Like home economics courses, auto shop classes used to be common at many high schools. But as school districts shifted away from these courses, young people either learned about cars from their parents or didn’t learn at all.

Scouting, once again, can fill the void. Gen Zers who earn the Automotive Maintenance merit badge get a crash course in car maintenance and safety.

11. Household repairs and maintenance (21%)

Thanks to YouTube, anyone can learn basic home-repair skills like how to fix a toilet, replace a pane of glass or varnish a piece of furniture.

But while a YouTube video can be paused and replayed again and again, it’s not interactive. The Home Repairs merit badge, on the other hand, most definitely is. Scouts work with a qualified counselor to practice skills they might need when they move into their own place some day.

12. Nutrition (20%)

Knowing how to cook is level one. Knowing what to cook and how that food will give your body the nutrients it needs? That requires some next-level skills.

The Eagle-required Cooking merit badge (making its second appearance on this list) has Scouts covered there. The badge has a whole requirement about nutrition, helping Gen Zers think about their eating habits and how they might eat healthier.

Scouts from Virginia take a moment to chat. (Photo by W. Garth Dowling)

13. Relationship counseling (18%)

As a patrol leader or senior patrol leader, Scouts may be called upon to mediate when two Scouts aren’t getting along.

Though the Scoutmaster or another trusted adult should be standing by if needed, many minor disagreements can be resolved by a youth leader who knows how to defuse tension — show empathy, listen to both sides and work toward a compromise.

At school, where teachers and administrators step in right away, Gen Zers don’t get that valuable experience.

14. Sewing (16%)

Included on the list of skills Gen Zers crave is one their parents crave, too. Especially parents of Scouts who have earned lots and lots of merit badges.

Sewing, whether with a machine or by hand, can help a person throughout life. And many Scouts learn how to sew either by choice or out of necessity.

Lost button? Sew on a new one! Hole in your backpack? Stitch it back together! Ripped jeans? Consider it fashionable! (Or sew on a cool-looking patch!) With this skill, the possibilities are endless.

15. Networking and relationship building (16%)

Many of the Scouts we’ve met have a beyond-their-years ability to talk to adults. They have confidence, poise and even an interesting story or two.

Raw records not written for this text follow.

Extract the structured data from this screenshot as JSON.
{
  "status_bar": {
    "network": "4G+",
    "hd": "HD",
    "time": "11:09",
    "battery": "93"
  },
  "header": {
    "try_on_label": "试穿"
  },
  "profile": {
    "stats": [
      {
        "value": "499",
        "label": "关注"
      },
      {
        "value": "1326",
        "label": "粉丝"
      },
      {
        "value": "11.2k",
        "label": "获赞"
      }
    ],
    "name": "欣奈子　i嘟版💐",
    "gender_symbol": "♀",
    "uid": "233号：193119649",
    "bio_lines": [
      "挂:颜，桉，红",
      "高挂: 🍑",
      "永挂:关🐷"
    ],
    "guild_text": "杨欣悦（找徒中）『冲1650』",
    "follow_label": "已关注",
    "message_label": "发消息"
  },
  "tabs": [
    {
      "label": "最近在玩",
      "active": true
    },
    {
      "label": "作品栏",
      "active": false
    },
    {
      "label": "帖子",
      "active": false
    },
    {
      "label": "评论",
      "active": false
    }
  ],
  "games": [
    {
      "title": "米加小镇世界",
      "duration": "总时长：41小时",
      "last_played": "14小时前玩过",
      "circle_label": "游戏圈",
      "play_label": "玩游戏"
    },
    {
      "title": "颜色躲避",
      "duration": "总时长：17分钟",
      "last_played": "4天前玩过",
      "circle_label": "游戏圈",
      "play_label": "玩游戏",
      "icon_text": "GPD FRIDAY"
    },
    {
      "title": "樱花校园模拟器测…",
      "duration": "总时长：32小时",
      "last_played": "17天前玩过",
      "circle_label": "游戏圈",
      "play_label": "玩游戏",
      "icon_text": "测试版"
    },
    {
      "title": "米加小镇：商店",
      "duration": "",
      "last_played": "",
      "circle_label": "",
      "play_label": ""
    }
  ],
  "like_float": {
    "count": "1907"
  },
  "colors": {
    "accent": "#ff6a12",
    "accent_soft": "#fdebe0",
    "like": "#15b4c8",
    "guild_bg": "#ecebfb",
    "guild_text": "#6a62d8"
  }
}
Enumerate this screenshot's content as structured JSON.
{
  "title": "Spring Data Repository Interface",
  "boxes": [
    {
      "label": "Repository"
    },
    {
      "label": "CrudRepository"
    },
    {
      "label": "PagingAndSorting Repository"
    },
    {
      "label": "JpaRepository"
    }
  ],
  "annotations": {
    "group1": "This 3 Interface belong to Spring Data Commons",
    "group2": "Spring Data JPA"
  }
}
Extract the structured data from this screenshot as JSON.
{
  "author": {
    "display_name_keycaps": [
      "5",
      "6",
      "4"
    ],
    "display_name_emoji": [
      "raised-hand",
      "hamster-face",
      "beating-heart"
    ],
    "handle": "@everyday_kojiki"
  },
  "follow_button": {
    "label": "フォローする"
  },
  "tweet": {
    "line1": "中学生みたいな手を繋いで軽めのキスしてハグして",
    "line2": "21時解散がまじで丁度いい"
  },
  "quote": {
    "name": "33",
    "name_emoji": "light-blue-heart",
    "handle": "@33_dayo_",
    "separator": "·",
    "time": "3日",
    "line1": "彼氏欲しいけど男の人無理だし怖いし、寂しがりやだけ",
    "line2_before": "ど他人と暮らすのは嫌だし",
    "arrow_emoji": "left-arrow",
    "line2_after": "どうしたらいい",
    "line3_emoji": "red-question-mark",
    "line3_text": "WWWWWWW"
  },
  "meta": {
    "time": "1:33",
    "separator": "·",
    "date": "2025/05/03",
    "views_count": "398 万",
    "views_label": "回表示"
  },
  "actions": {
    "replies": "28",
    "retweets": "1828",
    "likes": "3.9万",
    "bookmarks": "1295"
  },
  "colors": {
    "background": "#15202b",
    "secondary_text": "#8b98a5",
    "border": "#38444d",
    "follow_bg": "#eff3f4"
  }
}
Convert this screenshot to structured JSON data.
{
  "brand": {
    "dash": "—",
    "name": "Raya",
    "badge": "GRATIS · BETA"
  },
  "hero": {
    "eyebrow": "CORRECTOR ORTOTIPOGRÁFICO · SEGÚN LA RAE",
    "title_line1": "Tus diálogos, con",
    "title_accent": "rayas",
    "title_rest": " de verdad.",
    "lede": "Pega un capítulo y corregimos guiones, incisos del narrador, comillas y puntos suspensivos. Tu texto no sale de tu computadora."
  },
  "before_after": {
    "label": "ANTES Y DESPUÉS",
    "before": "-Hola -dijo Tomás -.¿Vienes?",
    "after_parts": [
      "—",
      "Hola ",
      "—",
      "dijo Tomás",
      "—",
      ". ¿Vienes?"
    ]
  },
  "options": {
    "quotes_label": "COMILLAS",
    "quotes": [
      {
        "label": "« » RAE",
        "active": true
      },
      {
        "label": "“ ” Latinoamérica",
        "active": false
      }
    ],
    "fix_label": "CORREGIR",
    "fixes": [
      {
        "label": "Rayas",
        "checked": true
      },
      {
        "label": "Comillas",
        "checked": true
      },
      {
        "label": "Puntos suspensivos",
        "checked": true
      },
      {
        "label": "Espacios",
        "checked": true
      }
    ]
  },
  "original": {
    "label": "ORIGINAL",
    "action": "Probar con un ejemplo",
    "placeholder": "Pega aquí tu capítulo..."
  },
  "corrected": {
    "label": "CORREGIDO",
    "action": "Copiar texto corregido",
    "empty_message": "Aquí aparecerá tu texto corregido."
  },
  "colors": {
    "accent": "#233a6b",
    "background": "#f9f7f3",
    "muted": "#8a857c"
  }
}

Networking ability is yet another skill Gen Zers can pick up in Scouting. Whether talking with a group of assistant Scoutmasters after a troop meeting or impressing community leaders at a board of review, Scouting offers ample opportunities to practice networking.

16. Family resource management (15%)

From that first Cub Scout meeting on, Scouting brings families closer together.

While Scouts BSA gives more chances for young people to work independently — and grow on their own — it still provides ways for families to connect. The Eagle-required Family Life merit badge is a perfect example. Through conversations with a parent or guardian, Scouts discuss why they’re important to the family and how the actions of one family member affect the others.

17. Negotiation (14%)

Reaching a compromise between two parties in disagreement can feel impossible. But not for Scouts.

Scouts get to practice negotiation when the stakes are low — “I want to cook jambalaya!” “But I want red beans and rice!” — which helps them Be Prepared for more stressful situations.

18. Digital etiquette (13%)

Some day, Gen Zers will use their phones to file their income taxes or buy a home.

But for now, those devices can bring a different kind of anxiety through cyberbullying and other digital dangers.

While their teachers may tell them to keep their phones out of sight, Scouting encourages young people to actively think about these devices and their responsible use. Tools like the BSA’s Cyber Chip help young people know how to be friendly, courteous and kind online.

Surviving in the wild? Yes, Scouts learn to do that. (Photo by W. Garth Dowling)

Now it’s your turn

Read the YPulse story here. And tell us: What skills did you learn in Scouting — but not in school — that have helped you in life?

About Bryan Wendell 3281 Articles
Bryan Wendell, an Eagle Scout, is the founder of Bryan on Scouting and a contributing writer.